Following the above, we now know that only a specific eight bytes, out of the 40 in the token's address, play a factor. Knowing as well that the value will be taken to represent a block time, we can again reduce the problem. We only need to decide an appropriate cut-off point for our desired "safe" block and find the probability of an address being randomly generated with the specific byte configuration to cause the snapshotBlock to be earlier in time than the chosen "safe" block.
Given that Ethereum's block height increases by about three million a year—six blocks a minute, 60 minutes in an hour, 24 hours in a day, and 365 days in a year—and that we're just about to reach nine million blocks, let's say a "safe" cutoff is one billion blocks (more than 300 years into the future).
One billion is a value between 2^33 and 2^34, so let's use 2^34 to be conservative. In our 8 bytes being read (one byte is eight bits, so a total of 64 bits), that means the first 30 bits (64 - 34) must be zeros. Over the entire 20 byte (160 bit) space available for addresses, the chance of an address with these consecutive zeros is 2^(160-34) / 2^160, or roughly 0 (it is around ten zeros worth of precision, or about a million times smaller than the rate of impurities found in the purest gold humans have refined).
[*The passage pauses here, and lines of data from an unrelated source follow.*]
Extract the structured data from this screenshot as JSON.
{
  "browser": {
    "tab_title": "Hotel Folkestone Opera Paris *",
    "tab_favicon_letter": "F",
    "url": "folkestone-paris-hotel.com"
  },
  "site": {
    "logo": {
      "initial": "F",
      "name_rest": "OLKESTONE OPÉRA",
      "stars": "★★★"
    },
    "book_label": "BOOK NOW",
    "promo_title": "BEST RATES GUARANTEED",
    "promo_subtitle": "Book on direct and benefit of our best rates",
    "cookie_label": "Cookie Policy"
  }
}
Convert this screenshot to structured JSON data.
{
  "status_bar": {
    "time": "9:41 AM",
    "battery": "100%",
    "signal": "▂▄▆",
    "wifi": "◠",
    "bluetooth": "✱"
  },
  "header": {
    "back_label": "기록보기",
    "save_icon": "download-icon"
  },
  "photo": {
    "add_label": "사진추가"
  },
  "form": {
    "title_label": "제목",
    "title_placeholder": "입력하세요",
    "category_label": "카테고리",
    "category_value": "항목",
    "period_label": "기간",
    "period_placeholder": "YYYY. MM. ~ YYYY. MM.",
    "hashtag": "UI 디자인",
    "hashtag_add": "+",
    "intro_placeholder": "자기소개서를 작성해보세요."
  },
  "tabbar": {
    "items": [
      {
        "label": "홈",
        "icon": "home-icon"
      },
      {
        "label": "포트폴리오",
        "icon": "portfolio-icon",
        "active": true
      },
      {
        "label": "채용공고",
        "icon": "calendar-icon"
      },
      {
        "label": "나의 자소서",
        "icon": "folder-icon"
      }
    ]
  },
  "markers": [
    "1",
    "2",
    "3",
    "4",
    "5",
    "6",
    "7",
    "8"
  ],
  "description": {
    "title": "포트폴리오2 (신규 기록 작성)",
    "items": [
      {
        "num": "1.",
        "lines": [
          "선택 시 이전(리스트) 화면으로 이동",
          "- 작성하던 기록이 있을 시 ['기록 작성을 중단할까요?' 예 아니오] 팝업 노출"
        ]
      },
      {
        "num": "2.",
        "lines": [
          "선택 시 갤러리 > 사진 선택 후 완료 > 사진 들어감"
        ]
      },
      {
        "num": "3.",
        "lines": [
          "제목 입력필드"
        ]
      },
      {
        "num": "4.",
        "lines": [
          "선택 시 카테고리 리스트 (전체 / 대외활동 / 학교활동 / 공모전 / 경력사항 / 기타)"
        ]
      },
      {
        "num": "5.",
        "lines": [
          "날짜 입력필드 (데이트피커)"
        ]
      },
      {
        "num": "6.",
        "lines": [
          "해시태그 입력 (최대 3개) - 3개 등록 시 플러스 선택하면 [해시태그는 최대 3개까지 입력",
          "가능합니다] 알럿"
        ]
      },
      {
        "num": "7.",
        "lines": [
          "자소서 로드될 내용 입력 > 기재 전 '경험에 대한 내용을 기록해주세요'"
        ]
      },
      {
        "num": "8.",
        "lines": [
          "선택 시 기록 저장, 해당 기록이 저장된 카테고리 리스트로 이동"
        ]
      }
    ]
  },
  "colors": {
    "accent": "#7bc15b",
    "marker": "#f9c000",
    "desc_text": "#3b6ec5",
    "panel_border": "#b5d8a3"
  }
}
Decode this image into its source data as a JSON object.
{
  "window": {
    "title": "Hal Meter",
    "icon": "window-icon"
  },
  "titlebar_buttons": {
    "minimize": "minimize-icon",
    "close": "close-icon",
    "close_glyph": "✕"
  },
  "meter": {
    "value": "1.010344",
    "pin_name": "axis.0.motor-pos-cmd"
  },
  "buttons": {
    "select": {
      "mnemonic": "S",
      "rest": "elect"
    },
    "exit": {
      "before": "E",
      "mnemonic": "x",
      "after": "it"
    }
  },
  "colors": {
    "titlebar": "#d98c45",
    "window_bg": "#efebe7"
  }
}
The chance a particular Voting app would have used a snapshotBlock above our "safe" one billion block point is left as an exercise to the reader. Organizations were almost guaranteed to use these staggeringly futuristic dates—perhaps not end-of-the-Earth big, but most probably end-of-Ethereum safe.
There's just one caveat left to cover: the above assumes that the token address provided to the Voting app was random. Technically Ethereum addresses are not truly random, but mathematically close enough to allow for the assumption that any single address is generated at random. The problem begins when one actively "mines" for a particular address, with the intention of using that token in an organization.
Vanity address generators are widely available, and would not take very long to produce an address that fits our needs—four zeros in the right place. The attacker probabilistically just needs to generate around 20 billion addresses; something that will take less than a day on generously-powered laptops in 2019.
To our knowledge, no tokens were ever created with this intent, let alone attached to any organizations advertised to potential users. But it does not mean it will not happen in the future, especially after this disclosure, and users should avoid trusting any organization still using Voting v1.
Given that technically knowledgeable or motivated persons can still create organizations with Voting v1, we recommend that you also avoid trusting any organizations that have yet to upgrade to Voting v2 (or higher).